* _Work request_: Extract each line holding the word "this" from the entries.

* _Data for processing_:
******
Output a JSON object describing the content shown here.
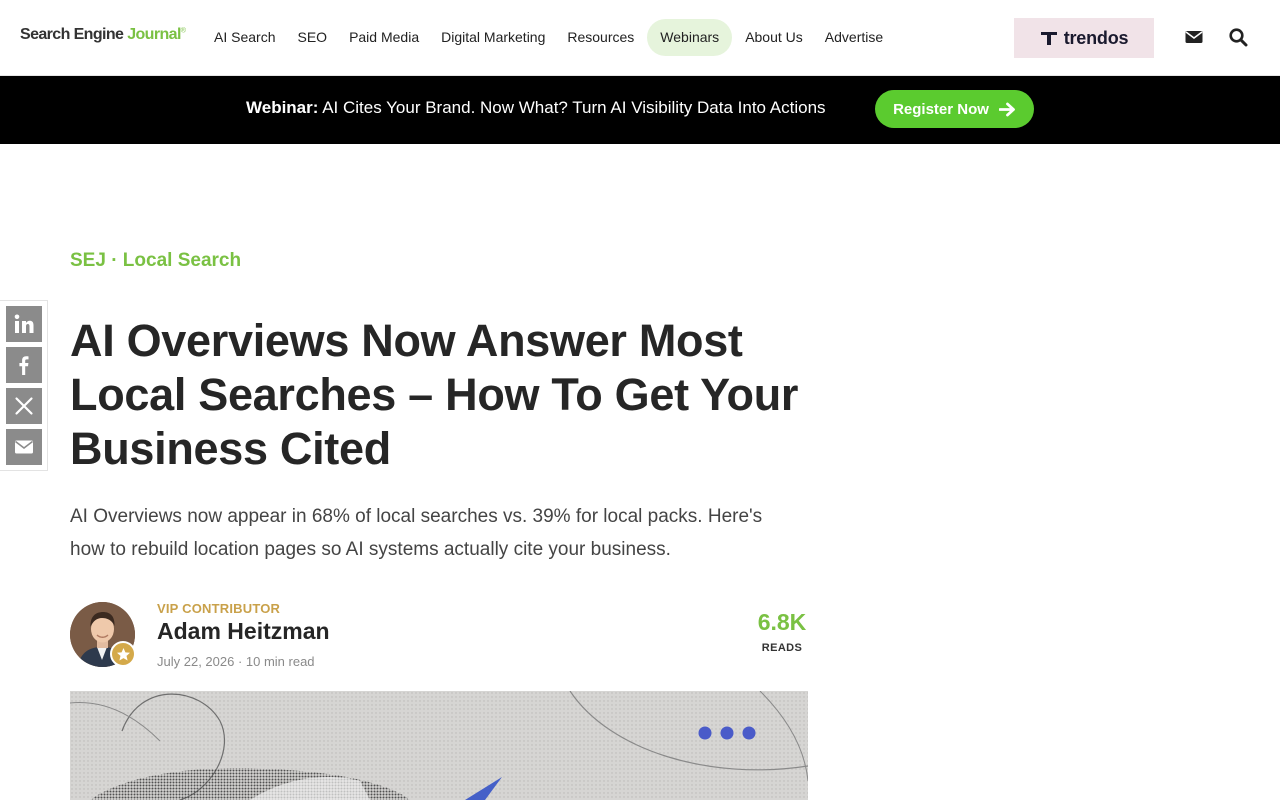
{
  "header": {
    "logo_main": "Search Engine ",
    "logo_accent": "Journal",
    "logo_tm": "®",
    "nav": [
      {
        "label": "AI Search",
        "active": false
      },
      {
        "label": "SEO",
        "active": false
      },
      {
        "label": "Paid Media",
        "active": false
      },
      {
        "label": "Digital Marketing",
        "active": false
      },
      {
        "label": "Resources",
        "active": false
      },
      {
        "label": "Webinars",
        "active": true
      },
      {
        "label": "About Us",
        "active": false
      },
      {
        "label": "Advertise",
        "active": false
      }
    ],
    "sponsor_name": "trendos",
    "icons": [
      "envelope-icon",
      "search-icon"
    ]
  },
  "webinar": {
    "label": "Webinar:",
    "text": " AI Cites Your Brand. Now What? Turn AI Visibility Data Into Actions",
    "button": "Register Now"
  },
  "article": {
    "category": "SEJ · Local Search",
    "title": "AI Overviews Now Answer Most Local Searches – How To Get Your Business Cited",
    "dek": "AI Overviews now appear in 68% of local searches vs. 39% for local packs. Here's how to rebuild location pages so AI systems actually cite your business.",
    "author": {
      "badge": "VIP CONTRIBUTOR",
      "name": "Adam Heitzman",
      "meta": "July 22, 2026 · 10 min read"
    },
    "reads": {
      "count": "6.8K",
      "label": "READS"
    }
  },
  "share": [
    "linkedin-icon",
    "facebook-icon",
    "x-icon",
    "email-icon"
  ],
  "colors": {
    "brand_green": "#7ac143",
    "button_green": "#5bcb2f",
    "active_nav_bg": "#e6f4dc",
    "vip_gold": "#c9a14a",
    "share_grey": "#8b8b8b",
    "sponsor_bg": "#f1e3e8"
  }
}
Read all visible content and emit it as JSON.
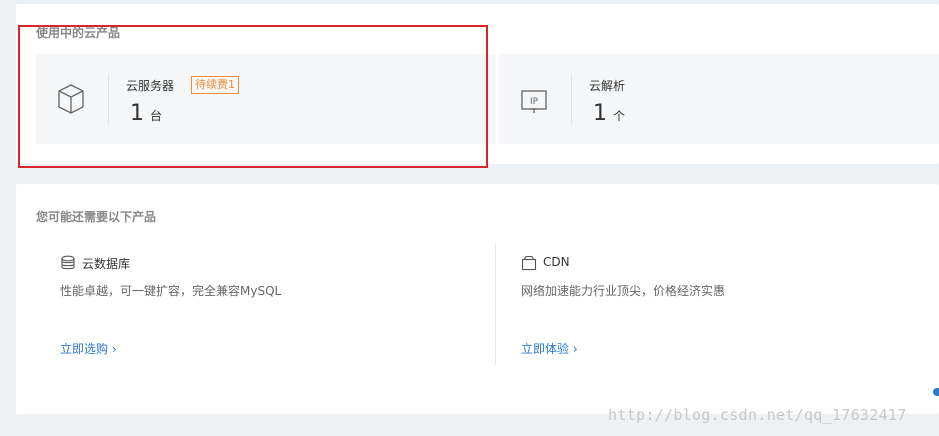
{
  "in_use": {
    "section_title": "使用中的云产品",
    "cards": [
      {
        "icon": "cube-icon",
        "name": "云服务器",
        "badge": "待续费1",
        "count": "1",
        "unit": "台"
      },
      {
        "icon": "ip-icon",
        "name": "云解析",
        "count": "1",
        "unit": "个"
      }
    ]
  },
  "recommend": {
    "section_title": "您可能还需要以下产品",
    "products": [
      {
        "icon": "database-icon",
        "name": "云数据库",
        "description": "性能卓越，可一键扩容，完全兼容MySQL",
        "link": "立即选购"
      },
      {
        "icon": "box-icon",
        "name": "CDN",
        "description": "网络加速能力行业顶尖，价格经济实惠",
        "link": "立即体验"
      }
    ]
  },
  "watermark": "http://blog.csdn.net/qq_17632417",
  "colors": {
    "link": "#2d7bcc",
    "badge": "#f08c3a",
    "highlight": "#d9262b"
  }
}
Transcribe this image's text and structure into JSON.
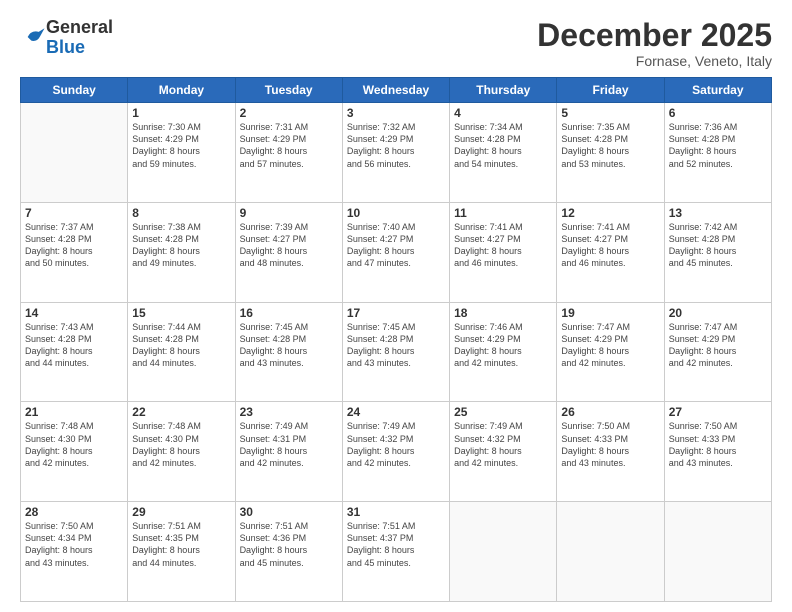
{
  "logo": {
    "general": "General",
    "blue": "Blue"
  },
  "title": "December 2025",
  "location": "Fornase, Veneto, Italy",
  "days": [
    "Sunday",
    "Monday",
    "Tuesday",
    "Wednesday",
    "Thursday",
    "Friday",
    "Saturday"
  ],
  "weeks": [
    [
      {
        "day": "",
        "info": ""
      },
      {
        "day": "1",
        "info": "Sunrise: 7:30 AM\nSunset: 4:29 PM\nDaylight: 8 hours\nand 59 minutes."
      },
      {
        "day": "2",
        "info": "Sunrise: 7:31 AM\nSunset: 4:29 PM\nDaylight: 8 hours\nand 57 minutes."
      },
      {
        "day": "3",
        "info": "Sunrise: 7:32 AM\nSunset: 4:29 PM\nDaylight: 8 hours\nand 56 minutes."
      },
      {
        "day": "4",
        "info": "Sunrise: 7:34 AM\nSunset: 4:28 PM\nDaylight: 8 hours\nand 54 minutes."
      },
      {
        "day": "5",
        "info": "Sunrise: 7:35 AM\nSunset: 4:28 PM\nDaylight: 8 hours\nand 53 minutes."
      },
      {
        "day": "6",
        "info": "Sunrise: 7:36 AM\nSunset: 4:28 PM\nDaylight: 8 hours\nand 52 minutes."
      }
    ],
    [
      {
        "day": "7",
        "info": "Sunrise: 7:37 AM\nSunset: 4:28 PM\nDaylight: 8 hours\nand 50 minutes."
      },
      {
        "day": "8",
        "info": "Sunrise: 7:38 AM\nSunset: 4:28 PM\nDaylight: 8 hours\nand 49 minutes."
      },
      {
        "day": "9",
        "info": "Sunrise: 7:39 AM\nSunset: 4:27 PM\nDaylight: 8 hours\nand 48 minutes."
      },
      {
        "day": "10",
        "info": "Sunrise: 7:40 AM\nSunset: 4:27 PM\nDaylight: 8 hours\nand 47 minutes."
      },
      {
        "day": "11",
        "info": "Sunrise: 7:41 AM\nSunset: 4:27 PM\nDaylight: 8 hours\nand 46 minutes."
      },
      {
        "day": "12",
        "info": "Sunrise: 7:41 AM\nSunset: 4:27 PM\nDaylight: 8 hours\nand 46 minutes."
      },
      {
        "day": "13",
        "info": "Sunrise: 7:42 AM\nSunset: 4:28 PM\nDaylight: 8 hours\nand 45 minutes."
      }
    ],
    [
      {
        "day": "14",
        "info": "Sunrise: 7:43 AM\nSunset: 4:28 PM\nDaylight: 8 hours\nand 44 minutes."
      },
      {
        "day": "15",
        "info": "Sunrise: 7:44 AM\nSunset: 4:28 PM\nDaylight: 8 hours\nand 44 minutes."
      },
      {
        "day": "16",
        "info": "Sunrise: 7:45 AM\nSunset: 4:28 PM\nDaylight: 8 hours\nand 43 minutes."
      },
      {
        "day": "17",
        "info": "Sunrise: 7:45 AM\nSunset: 4:28 PM\nDaylight: 8 hours\nand 43 minutes."
      },
      {
        "day": "18",
        "info": "Sunrise: 7:46 AM\nSunset: 4:29 PM\nDaylight: 8 hours\nand 42 minutes."
      },
      {
        "day": "19",
        "info": "Sunrise: 7:47 AM\nSunset: 4:29 PM\nDaylight: 8 hours\nand 42 minutes."
      },
      {
        "day": "20",
        "info": "Sunrise: 7:47 AM\nSunset: 4:29 PM\nDaylight: 8 hours\nand 42 minutes."
      }
    ],
    [
      {
        "day": "21",
        "info": "Sunrise: 7:48 AM\nSunset: 4:30 PM\nDaylight: 8 hours\nand 42 minutes."
      },
      {
        "day": "22",
        "info": "Sunrise: 7:48 AM\nSunset: 4:30 PM\nDaylight: 8 hours\nand 42 minutes."
      },
      {
        "day": "23",
        "info": "Sunrise: 7:49 AM\nSunset: 4:31 PM\nDaylight: 8 hours\nand 42 minutes."
      },
      {
        "day": "24",
        "info": "Sunrise: 7:49 AM\nSunset: 4:32 PM\nDaylight: 8 hours\nand 42 minutes."
      },
      {
        "day": "25",
        "info": "Sunrise: 7:49 AM\nSunset: 4:32 PM\nDaylight: 8 hours\nand 42 minutes."
      },
      {
        "day": "26",
        "info": "Sunrise: 7:50 AM\nSunset: 4:33 PM\nDaylight: 8 hours\nand 43 minutes."
      },
      {
        "day": "27",
        "info": "Sunrise: 7:50 AM\nSunset: 4:33 PM\nDaylight: 8 hours\nand 43 minutes."
      }
    ],
    [
      {
        "day": "28",
        "info": "Sunrise: 7:50 AM\nSunset: 4:34 PM\nDaylight: 8 hours\nand 43 minutes."
      },
      {
        "day": "29",
        "info": "Sunrise: 7:51 AM\nSunset: 4:35 PM\nDaylight: 8 hours\nand 44 minutes."
      },
      {
        "day": "30",
        "info": "Sunrise: 7:51 AM\nSunset: 4:36 PM\nDaylight: 8 hours\nand 45 minutes."
      },
      {
        "day": "31",
        "info": "Sunrise: 7:51 AM\nSunset: 4:37 PM\nDaylight: 8 hours\nand 45 minutes."
      },
      {
        "day": "",
        "info": ""
      },
      {
        "day": "",
        "info": ""
      },
      {
        "day": "",
        "info": ""
      }
    ]
  ]
}
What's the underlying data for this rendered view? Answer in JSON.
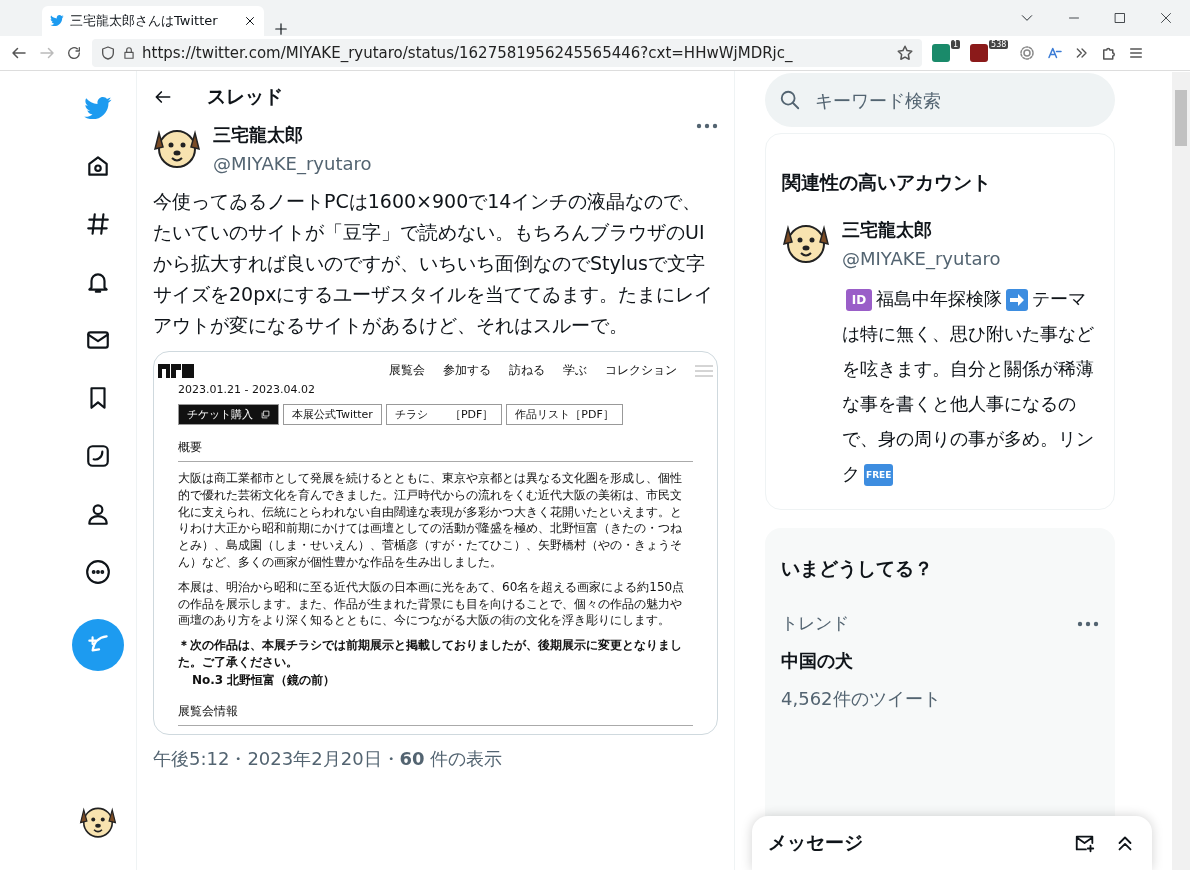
{
  "browser": {
    "tab_title": "三宅龍太郎さんはTwitter",
    "url": "https://twitter.com/MIYAKE_ryutaro/status/1627581956245565446?cxt=HHwWjMDRjc_",
    "extension_badges": [
      "1",
      "538"
    ]
  },
  "header": {
    "title": "スレッド"
  },
  "tweet": {
    "author_name": "三宅龍太郎",
    "handle": "@MIYAKE_ryutaro",
    "text": "今使ってゐるノートPCは1600×900で14インチの液晶なので、たいていのサイトが「豆字」で読めない。もちろんブラウザのUIから拡大すれば良いのですが、いちいち面倒なのでStylusで文字サイズを20pxにするユーザスタイルを当ててゐます。たまにレイアウトが変になるサイトがあるけど、それはスルーで。",
    "meta": "午後5:12・2023年2月20日・**60** 件の表示",
    "embed": {
      "nav": [
        "展覧会",
        "参加する",
        "訪ねる",
        "学ぶ",
        "コレクション"
      ],
      "date": "2023.01.21 - 2023.04.02",
      "buttons": [
        {
          "label": "チケット購入",
          "kind": "primary"
        },
        {
          "label": "本展公式Twitter",
          "kind": "outline"
        },
        {
          "label": "チラシ　　［PDF］",
          "kind": "outline"
        },
        {
          "label": "作品リスト［PDF］",
          "kind": "outline"
        }
      ],
      "section_title": "概要",
      "paragraphs": [
        "大阪は商工業都市として発展を続けるとともに、東京や京都とは異なる文化圏を形成し、個性的で優れた芸術文化を育んできました。江戸時代からの流れをくむ近代大阪の美術は、市民文化に支えられ、伝統にとらわれない自由闊達な表現が多彩かつ大きく花開いたといえます。とりわけ大正から昭和前期にかけては画壇としての活動が隆盛を極め、北野恒富（きたの・つねとみ）、島成園（しま・せいえん）、菅楯彦（すが・たてひこ）、矢野橋村（やの・きょうそん）など、多くの画家が個性豊かな作品を生み出しました。",
        "本展は、明治から昭和に至る近代大阪の日本画に光をあて、60名を超える画家による約150点の作品を展示します。また、作品が生まれた背景にも目を向けることで、個々の作品の魅力や画壇のあり方をより深く知るとともに、今につながる大阪の街の文化を浮き彫りにします。"
      ],
      "note": "＊次の作品は、本展チラシでは前期展示と掲載しておりましたが、後期展示に変更となりました。ご了承ください。",
      "note_item": "No.3 北野恒富（鏡の前）",
      "section_title_2": "展覧会情報"
    }
  },
  "search": {
    "placeholder": "キーワード検索"
  },
  "related": {
    "title": "関連性の高いアカウント",
    "name": "三宅龍太郎",
    "handle": "@MIYAKE_ryutaro",
    "bio": [
      {
        "kind": "badge",
        "text": "ID",
        "color": "#9a5ec8"
      },
      {
        "kind": "text",
        "text": "福島中年探検隊"
      },
      {
        "kind": "arrow",
        "color": "#3d8de0"
      },
      {
        "kind": "text",
        "text": "テーマは特に無く、思ひ附いた事などを呟きます。自分と關係が稀薄な事を書くと他人事になるので、身の周りの事が多め。リンク"
      },
      {
        "kind": "badge",
        "text": "FREE",
        "color": "#3d8de0"
      }
    ]
  },
  "trends": {
    "title": "いまどうしてる？",
    "items": [
      {
        "context": "トレンド",
        "name": "中国の犬",
        "count": "4,562件のツイート"
      }
    ]
  },
  "messages": {
    "title": "メッセージ"
  }
}
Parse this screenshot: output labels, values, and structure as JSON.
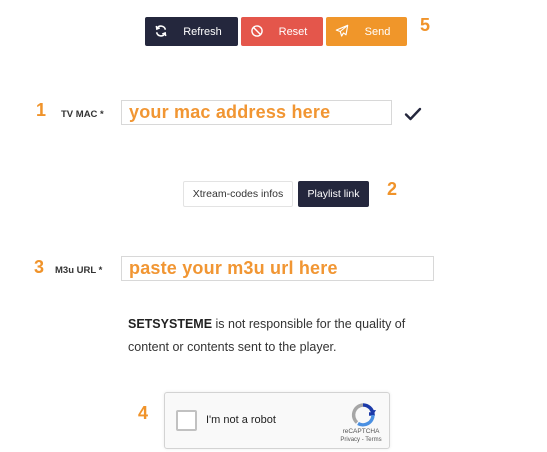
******
* _Response box_:
Transcribe this image's text and structure into JSON.
What's the underlying data for this rendered view? Answer in JSON.
Parse this screenshot: output labels, values, and structure as JSON.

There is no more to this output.